Output all the entries word for word. Omit the pictures.

Start of DATA EXCERPTS

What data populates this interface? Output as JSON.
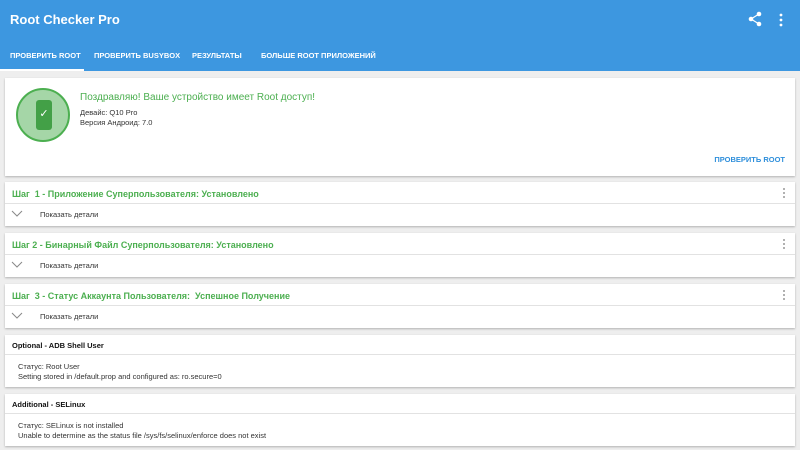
{
  "app": {
    "title": "Root Checker Pro"
  },
  "tabs": [
    {
      "label": "Проверить Root",
      "active": true
    },
    {
      "label": "Проверить BusyBox",
      "active": false
    },
    {
      "label": "Результаты",
      "active": false
    },
    {
      "label": "Больше Root приложений",
      "active": false
    }
  ],
  "status": {
    "message": "Поздравляю! Ваше устройство имеет Root доступ!",
    "device": "Девайс: Q10 Pro",
    "android_version": "Версия Андроид: 7.0",
    "check_button": "Проверить Root"
  },
  "steps": [
    {
      "title": "Шаг  1 - Приложение Суперпользователя: Установлено",
      "details_label": "Показать детали"
    },
    {
      "title": "Шаг 2 - Бинарный Файл Суперпользователя: Установлено",
      "details_label": "Показать детали"
    },
    {
      "title": "Шаг  3 - Статус Аккаунта Пользователя:  Успешное Получение",
      "details_label": "Показать детали"
    }
  ],
  "optional": {
    "title": "Optional - ADB Shell User",
    "line1": "Статус: Root User",
    "line2": "Setting stored in /default.prop and configured as: ro.secure=0"
  },
  "additional": {
    "title": "Additional - SELinux",
    "line1": "Статус: SELinux is not installed",
    "line2": "Unable to determine as the status file /sys/fs/selinux/enforce does not exist"
  },
  "colors": {
    "primary": "#3d97e0",
    "success": "#4caf50",
    "accent": "#2f8fdb"
  },
  "icons": [
    "share-icon",
    "more-vert-icon",
    "phone-check-icon",
    "chevron-down-icon"
  ]
}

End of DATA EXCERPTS

• RESPONSE:
What data populates this interface? Output as JSON.
{
  "app": {
    "title": "Root Checker Pro"
  },
  "tabs": [
    {
      "label": "Проверить Root",
      "active": true
    },
    {
      "label": "Проверить BusyBox",
      "active": false
    },
    {
      "label": "Результаты",
      "active": false
    },
    {
      "label": "Больше Root приложений",
      "active": false
    }
  ],
  "status": {
    "message": "Поздравляю! Ваше устройство имеет Root доступ!",
    "device": "Девайс: Q10 Pro",
    "android_version": "Версия Андроид: 7.0",
    "check_button": "Проверить Root"
  },
  "steps": [
    {
      "title": "Шаг  1 - Приложение Суперпользователя: Установлено",
      "details_label": "Показать детали"
    },
    {
      "title": "Шаг 2 - Бинарный Файл Суперпользователя: Установлено",
      "details_label": "Показать детали"
    },
    {
      "title": "Шаг  3 - Статус Аккаунта Пользователя:  Успешное Получение",
      "details_label": "Показать детали"
    }
  ],
  "optional": {
    "title": "Optional - ADB Shell User",
    "line1": "Статус: Root User",
    "line2": "Setting stored in /default.prop and configured as: ro.secure=0"
  },
  "additional": {
    "title": "Additional - SELinux",
    "line1": "Статус: SELinux is not installed",
    "line2": "Unable to determine as the status file /sys/fs/selinux/enforce does not exist"
  },
  "colors": {
    "primary": "#3d97e0",
    "success": "#4caf50",
    "accent": "#2f8fdb"
  },
  "icons": [
    "share-icon",
    "more-vert-icon",
    "phone-check-icon",
    "chevron-down-icon"
  ]
}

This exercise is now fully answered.